Written by Jen Finn
Not long before U.S. EPA Administrator Lisa Jackson resigned from President Obama's cabinet, it was revealed she spent years using a secret e-mail account to conduct official business. Under pressure, the agency has started releasing those e-mails, which provide a glimpse into how top officials at the agency worked to outmaneuver lawmakers and the press. But I found one of Jackson's e-mails particularly astounding and hypocritical, given the agency's apparent obsession with politics and PR spin.
"The public health and environmental laws that Congress has enacted depend on rigorous adherence to the best available science," Jackson wrote in a message to the agency's 17,000 employees. "That is why, when I became Administrator, I pledged to uphold values of scientific integrity every day." Jackson added that the EPA's decisions "should be arrived at independently using well-established scientific methods, including peer review, to assure rigor, accuracy and impartiality."
As a biologist in a much earlier career, I agree completely with these statements.
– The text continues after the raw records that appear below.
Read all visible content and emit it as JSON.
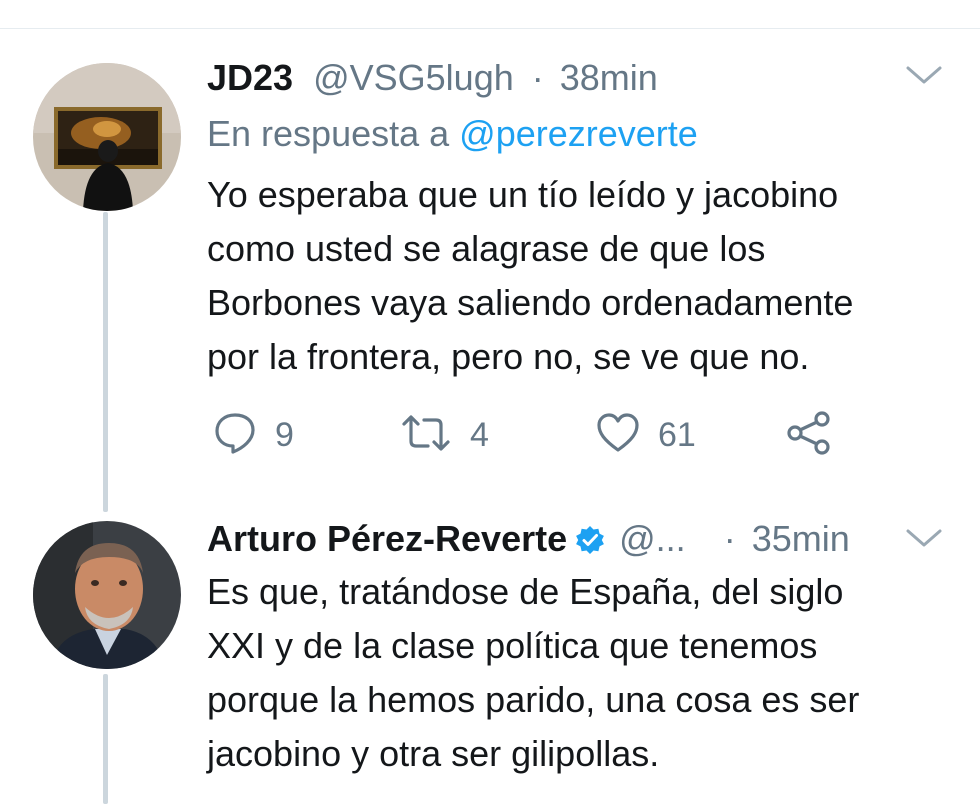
{
  "tweets": [
    {
      "name": "JD23",
      "handle": "@VSG5lugh",
      "separator": "·",
      "time": "38min",
      "reply_prefix": "En respuesta a",
      "reply_to": "@perezreverte",
      "text_lines": [
        "Yo esperaba que un tío leído y jacobino",
        "como usted se alagrase de que los",
        "Borbones vaya saliendo ordenadamente",
        "por la frontera, pero no, se ve que no."
      ],
      "actions": {
        "replies": "9",
        "retweets": "4",
        "likes": "61"
      }
    },
    {
      "name": "Arturo Pérez-Reverte",
      "handle": "@...",
      "separator": "·",
      "time": "35min",
      "verified": true,
      "text_lines": [
        "Es que, tratándose de España, del siglo",
        "XXI y de la clase política que tenemos",
        "porque la hemos parido, una cosa es ser",
        "jacobino y otra ser gilipollas."
      ]
    }
  ],
  "icons": {
    "reply": "reply-icon",
    "retweet": "retweet-icon",
    "like": "heart-icon",
    "share": "share-icon",
    "menu": "chevron-down-icon",
    "verified": "verified-badge-icon"
  },
  "colors": {
    "link": "#1da1f2",
    "secondary_text": "#657786",
    "thread_line": "#ccd6dd"
  }
}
But I found them shocking because under Jackson's leadership, the EPA has subjected the state of Alaska and the developer of the proposed Pebble copper mine to one of the most unscientific regulatory assaults in the agency's 43-year history.
Read the full story at the Daily Caller>>
National Fisherman Live: 3/10/15
In this episode, Online Editor Leslie Taylor talks with Mike McLouglin, vice president of Dunlop Industrial and Protective Footwear.
National Fisherman Live: 2/24/15
In this episode:
March date set for disaster aid dispersal
Oregon LNG project could disrupt fishing
NOAA tweaks gear marking requirement
N.C. launches first commercial/recreational dock
Spiny lobster traps limits not well received
SeaShare, a non-profit organization that facilitates donations of seafood to feed the hungry, announced on Wednesday, July 29 that it had partnered up with Alaska seafood companies, freight companies and the Coast Guard, to coordinate the donation and delivery of 21,000 pounds of halibut to remote villages in western Alaska.
On Wednesday, the Coast Guard loaded 21,000 pounds of donated halibut on its C130 airplane in Kodiak and made the 634-mile flight to Nome.Read more...
The New England Fishery Management Council is soliciting applications for seats on the Northeast Trawl Survey Advisory Panel and the deadline to apply is July 31 at 5:00 p.m.
The panel will consist of 16 members including members of the councils and the Atlantic States Fishery Commission, industry experts, non-federal scientists and Northeast Fisheries Science Center scientists. Panel members are expected to serve for three years.Read more...